Lashing at the reporter Manu Raju for asking about his campaign at this sensitive time, Sen. Sanders further said: “Well right now I’m running. Right now I’m trying to do my best to make sure that we don’t have an economic meltdown and that people don’t die. Is that enough to you? To keep you busy for today?
I noted he's running for president, and he said: “Well right now, right now I'm trying to do my best to make sure that we don't have an economic meltdown and that people don't die. Is that enough for you to keep me busy for today?"
— Manu Raju (@mkraju) March 18, 2020
Then @LisaMascaro asked what he's saying to his supporters, and he sidestepped the question, noting he's sent out a statement. Then, I asked about his timeframe — and he was furious
Afterwards, he mellowed out and answered questions about the crisis for about two more minutes.
— Manu Raju (@mkraju) March 18, 2020
The update came as Sen. Sanders’ campaign faced a major blow on March 17 as his only remaining major rival, former Vice President Joe Biden, swept some vital Democratic primaries — Florida (61.9% vs. 22.8%), Arizona (43.6% vs. 31.7%) and Illinois (59.1% vs. 36%).
Still No Word

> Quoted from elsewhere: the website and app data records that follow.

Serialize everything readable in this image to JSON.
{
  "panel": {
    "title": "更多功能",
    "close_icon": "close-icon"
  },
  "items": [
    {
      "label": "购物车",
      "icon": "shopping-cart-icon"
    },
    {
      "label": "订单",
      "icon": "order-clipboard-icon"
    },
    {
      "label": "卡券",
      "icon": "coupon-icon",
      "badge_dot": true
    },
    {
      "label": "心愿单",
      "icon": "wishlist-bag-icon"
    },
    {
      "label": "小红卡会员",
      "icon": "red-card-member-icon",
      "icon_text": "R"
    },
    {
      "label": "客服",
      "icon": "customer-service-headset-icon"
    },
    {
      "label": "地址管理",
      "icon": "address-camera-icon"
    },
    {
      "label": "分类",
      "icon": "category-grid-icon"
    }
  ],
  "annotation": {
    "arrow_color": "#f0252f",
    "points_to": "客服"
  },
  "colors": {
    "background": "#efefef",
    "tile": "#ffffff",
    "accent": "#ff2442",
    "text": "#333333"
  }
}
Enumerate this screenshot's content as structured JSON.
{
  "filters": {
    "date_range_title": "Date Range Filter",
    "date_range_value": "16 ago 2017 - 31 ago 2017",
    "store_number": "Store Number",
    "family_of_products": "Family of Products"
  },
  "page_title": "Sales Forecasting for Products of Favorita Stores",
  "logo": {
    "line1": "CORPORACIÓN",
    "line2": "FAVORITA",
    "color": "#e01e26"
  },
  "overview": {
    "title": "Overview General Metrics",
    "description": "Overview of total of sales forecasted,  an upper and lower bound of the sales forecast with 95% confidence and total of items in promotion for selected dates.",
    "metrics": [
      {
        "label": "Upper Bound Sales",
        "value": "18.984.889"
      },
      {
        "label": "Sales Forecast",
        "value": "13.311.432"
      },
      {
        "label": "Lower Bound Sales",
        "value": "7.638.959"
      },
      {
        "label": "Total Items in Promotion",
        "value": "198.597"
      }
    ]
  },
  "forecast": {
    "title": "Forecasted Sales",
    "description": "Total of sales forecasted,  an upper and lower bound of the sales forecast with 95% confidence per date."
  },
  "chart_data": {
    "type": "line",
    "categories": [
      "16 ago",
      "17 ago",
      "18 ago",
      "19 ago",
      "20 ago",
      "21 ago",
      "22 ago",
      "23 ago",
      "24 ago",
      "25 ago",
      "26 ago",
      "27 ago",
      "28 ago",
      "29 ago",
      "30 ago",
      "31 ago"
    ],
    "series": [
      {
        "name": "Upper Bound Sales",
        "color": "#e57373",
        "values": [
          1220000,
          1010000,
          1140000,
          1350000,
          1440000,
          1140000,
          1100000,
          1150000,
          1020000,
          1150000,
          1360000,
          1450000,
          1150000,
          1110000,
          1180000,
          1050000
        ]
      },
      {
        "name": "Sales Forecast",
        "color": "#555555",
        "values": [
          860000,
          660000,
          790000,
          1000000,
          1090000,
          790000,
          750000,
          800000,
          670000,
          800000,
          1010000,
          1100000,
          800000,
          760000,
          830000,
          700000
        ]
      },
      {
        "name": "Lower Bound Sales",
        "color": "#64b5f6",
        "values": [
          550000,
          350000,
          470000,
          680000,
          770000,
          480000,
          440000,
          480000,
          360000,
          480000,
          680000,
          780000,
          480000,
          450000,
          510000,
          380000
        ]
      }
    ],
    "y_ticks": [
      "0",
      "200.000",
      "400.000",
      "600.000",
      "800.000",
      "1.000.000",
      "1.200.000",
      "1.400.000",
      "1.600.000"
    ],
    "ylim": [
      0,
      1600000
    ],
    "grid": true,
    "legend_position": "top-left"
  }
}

The Sanders campaign earlier released a statement to his supporters noting how the presidential candidate was “losing the battle over electability” but has “won the battle of ideas.”
“No sugarcoating it, last night did not go as we wanted it,” Sen. Sanders’ campaign manager Faiz Shakir said referring to the March 17 primaries results.

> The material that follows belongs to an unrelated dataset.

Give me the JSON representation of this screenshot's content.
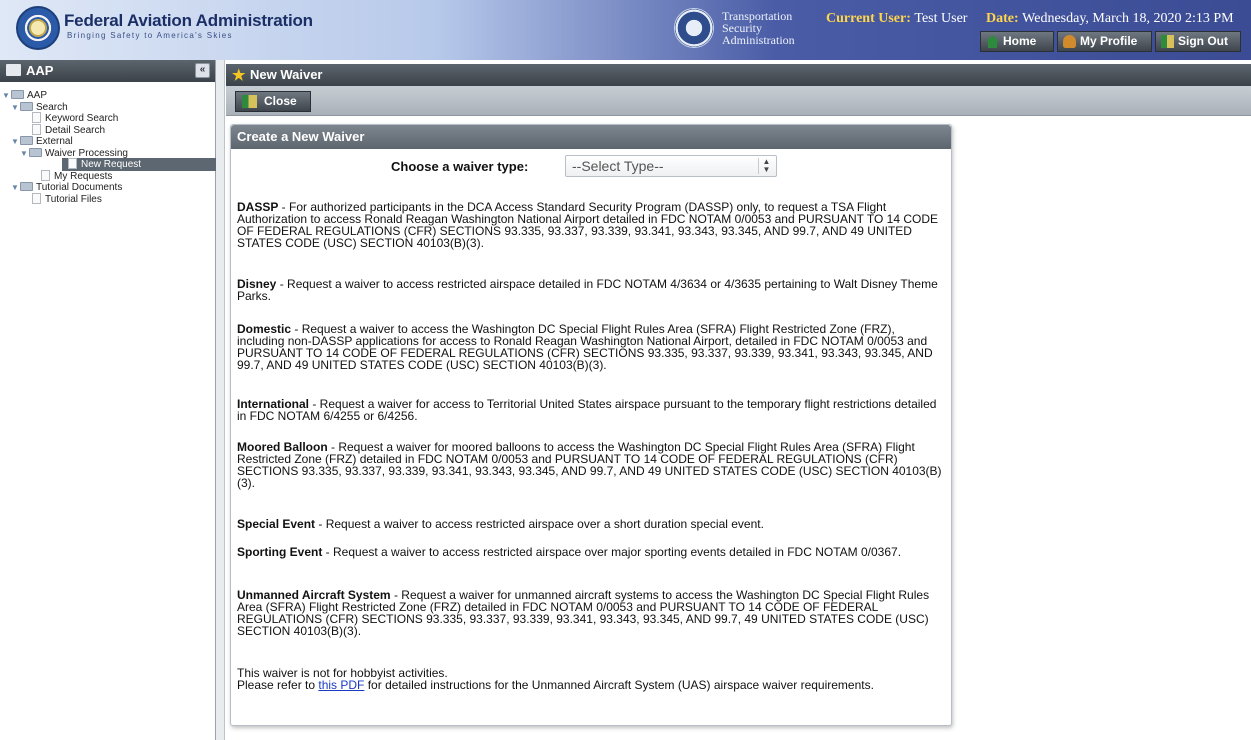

“And while our campaign has won the battle of ideas, we are losing the battle over electability to Joe Biden,” he added, relating the next steps for the Bernie Sanders campaign.
“First, Bernie will likely have a vote on the coronavirus in the Senate … then after this vote, Bernie and Jane are going to get on a plane back to Vermont … they’ll begin holding conversations with supporters to get input and assess the path forward for our campaign,”Shakir’s statement read.

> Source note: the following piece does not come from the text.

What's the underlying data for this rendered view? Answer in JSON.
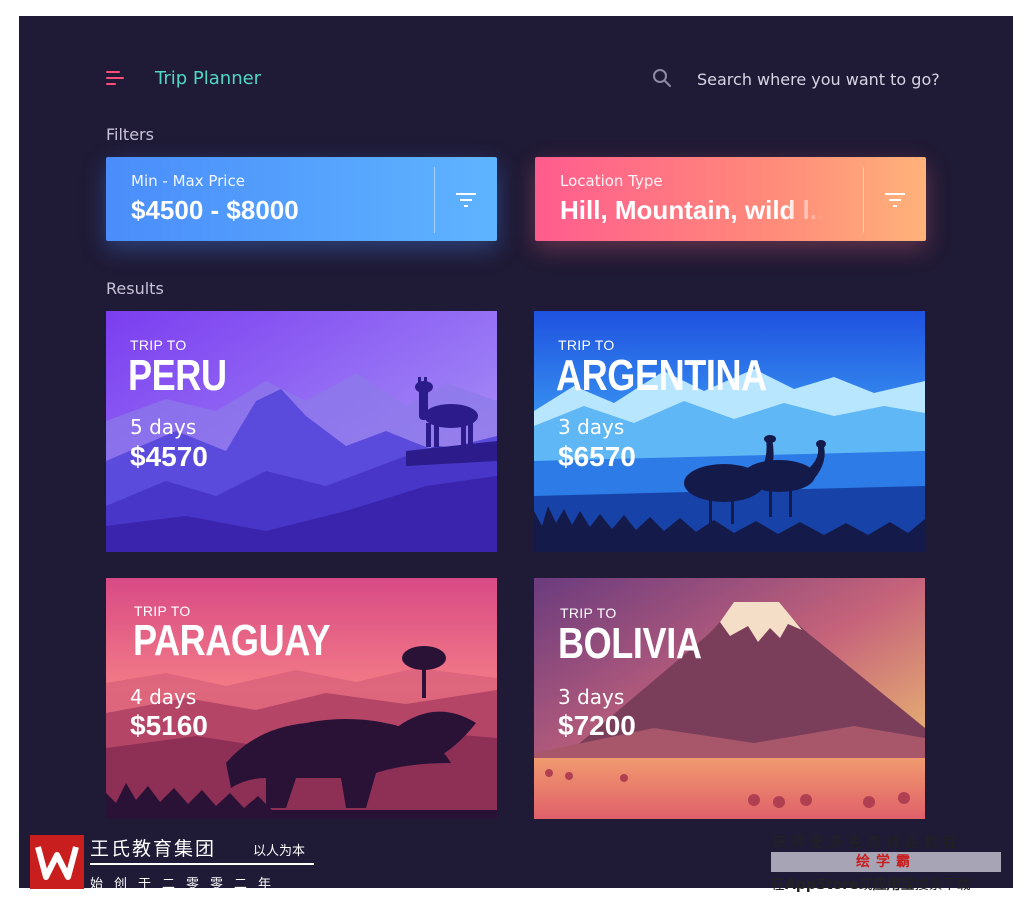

In an email to supporters, Bernie Sanders' campaign manager, Faiz Shakir, says Sanders and his wife will fly to Burlington after today's likely coronavirus vote and "begin holding conversations with supporters to get input and assess the path forward for our campaign." pic.twitter.com/bCSllH5lhJ
— Holly Otterbein (@hollyotterbein) March 18, 2020
After leading the Democratic race in the early primaries including Iowa, New Hampshire, and Nevada, Sen. Sanders campaign started to falter after former VP Biden scooped a decisive win in South Carolina — boosted by endorsements from other candidates who have dropped out of the race earlier.
Sen. Sanders, however, won the support of California on Super Tuesday. The state has the greatest number of delegates.
Sanders’ campaign also denied an Axios report claiming that the senator was abandoning his campaign after suspending its Facebook advertisements.
“The story was “absolutely false,” Sen. Sanders Campaign communications director, Mike Casca said on Twitter responding to the news.
Axios apologized for its false report and issued a correction separately:
“CORRECTION: Bernie Sanders has not decided to suspend campaign. Sanders has deactivated his Facebook ads,” it said.
Shakir said separately that the next primary contest is at least three weeks away.
“Sanders is going to be having conversations with supporters to assess his campaign,” he said.
On March 5, Sen. Sanders, himself did not drop any signs of whether he would pull out his campaign before the convention in July.
The Vermont senator only said Joe Biden will win against him if he ends up having more votes after the Democratic National Convention.
“If Biden walks into the convention or at the end of the process has more votes than me, he’s the winner,” Sen. Sanders told MSNBC’s Rachel Maddow.
On March 11, he also assured his supporters that he’s not dropping out before the convention.